→ Your task: Return the following data exactly, with all pictures left out.

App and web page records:
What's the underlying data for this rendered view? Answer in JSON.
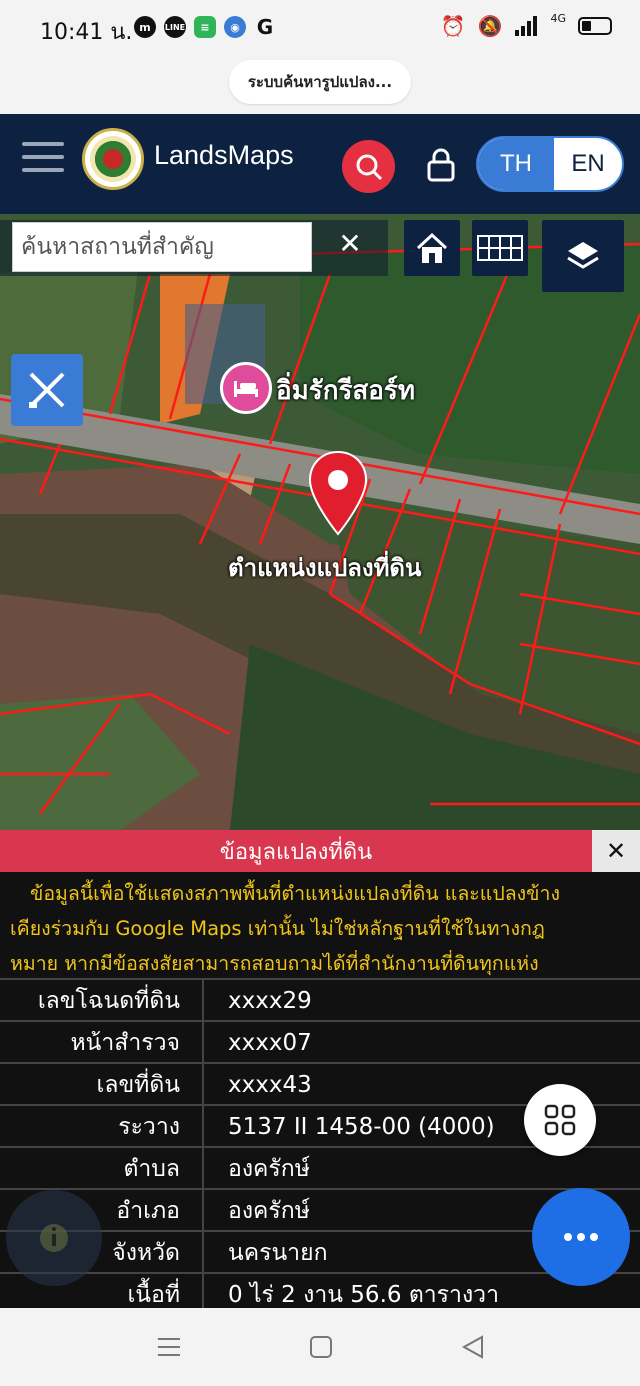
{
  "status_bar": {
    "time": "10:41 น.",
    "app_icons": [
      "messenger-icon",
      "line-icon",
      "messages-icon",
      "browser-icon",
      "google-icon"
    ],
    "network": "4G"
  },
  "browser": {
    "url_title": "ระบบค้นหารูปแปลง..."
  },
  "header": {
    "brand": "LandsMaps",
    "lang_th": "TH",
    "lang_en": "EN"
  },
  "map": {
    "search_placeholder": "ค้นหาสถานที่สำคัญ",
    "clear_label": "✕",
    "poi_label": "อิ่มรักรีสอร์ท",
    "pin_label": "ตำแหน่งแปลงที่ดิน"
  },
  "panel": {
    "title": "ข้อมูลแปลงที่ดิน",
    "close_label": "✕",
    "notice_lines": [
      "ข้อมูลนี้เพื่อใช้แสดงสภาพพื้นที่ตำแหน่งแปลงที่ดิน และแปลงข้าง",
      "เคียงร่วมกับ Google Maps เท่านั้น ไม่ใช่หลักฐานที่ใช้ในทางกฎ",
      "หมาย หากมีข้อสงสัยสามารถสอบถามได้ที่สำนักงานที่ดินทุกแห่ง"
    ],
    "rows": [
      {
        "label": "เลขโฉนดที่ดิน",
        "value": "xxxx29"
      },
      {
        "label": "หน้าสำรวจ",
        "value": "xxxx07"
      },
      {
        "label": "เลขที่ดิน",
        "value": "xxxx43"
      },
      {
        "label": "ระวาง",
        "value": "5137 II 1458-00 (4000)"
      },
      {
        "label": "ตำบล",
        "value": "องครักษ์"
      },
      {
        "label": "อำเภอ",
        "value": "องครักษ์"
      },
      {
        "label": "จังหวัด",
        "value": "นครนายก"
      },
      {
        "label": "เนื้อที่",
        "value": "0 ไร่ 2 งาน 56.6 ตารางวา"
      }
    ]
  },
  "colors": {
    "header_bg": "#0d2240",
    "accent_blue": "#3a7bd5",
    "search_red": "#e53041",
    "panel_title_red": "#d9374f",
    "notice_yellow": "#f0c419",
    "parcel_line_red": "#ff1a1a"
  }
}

→ Answer for the task:
What's the underlying data for this rendered view? Answer in JSON.
{
  "status_bar": {
    "time": "10:41 น.",
    "app_icons": [
      "messenger-icon",
      "line-icon",
      "messages-icon",
      "browser-icon",
      "google-icon"
    ],
    "network": "4G"
  },
  "browser": {
    "url_title": "ระบบค้นหารูปแปลง..."
  },
  "header": {
    "brand": "LandsMaps",
    "lang_th": "TH",
    "lang_en": "EN"
  },
  "map": {
    "search_placeholder": "ค้นหาสถานที่สำคัญ",
    "clear_label": "✕",
    "poi_label": "อิ่มรักรีสอร์ท",
    "pin_label": "ตำแหน่งแปลงที่ดิน"
  },
  "panel": {
    "title": "ข้อมูลแปลงที่ดิน",
    "close_label": "✕",
    "notice_lines": [
      "ข้อมูลนี้เพื่อใช้แสดงสภาพพื้นที่ตำแหน่งแปลงที่ดิน และแปลงข้าง",
      "เคียงร่วมกับ Google Maps เท่านั้น ไม่ใช่หลักฐานที่ใช้ในทางกฎ",
      "หมาย หากมีข้อสงสัยสามารถสอบถามได้ที่สำนักงานที่ดินทุกแห่ง"
    ],
    "rows": [
      {
        "label": "เลขโฉนดที่ดิน",
        "value": "xxxx29"
      },
      {
        "label": "หน้าสำรวจ",
        "value": "xxxx07"
      },
      {
        "label": "เลขที่ดิน",
        "value": "xxxx43"
      },
      {
        "label": "ระวาง",
        "value": "5137 II 1458-00 (4000)"
      },
      {
        "label": "ตำบล",
        "value": "องครักษ์"
      },
      {
        "label": "อำเภอ",
        "value": "องครักษ์"
      },
      {
        "label": "จังหวัด",
        "value": "นครนายก"
      },
      {
        "label": "เนื้อที่",
        "value": "0 ไร่ 2 งาน 56.6 ตารางวา"
      }
    ]
  },
  "colors": {
    "header_bg": "#0d2240",
    "accent_blue": "#3a7bd5",
    "search_red": "#e53041",
    "panel_title_red": "#d9374f",
    "notice_yellow": "#f0c419",
    "parcel_line_red": "#ff1a1a"
  }
}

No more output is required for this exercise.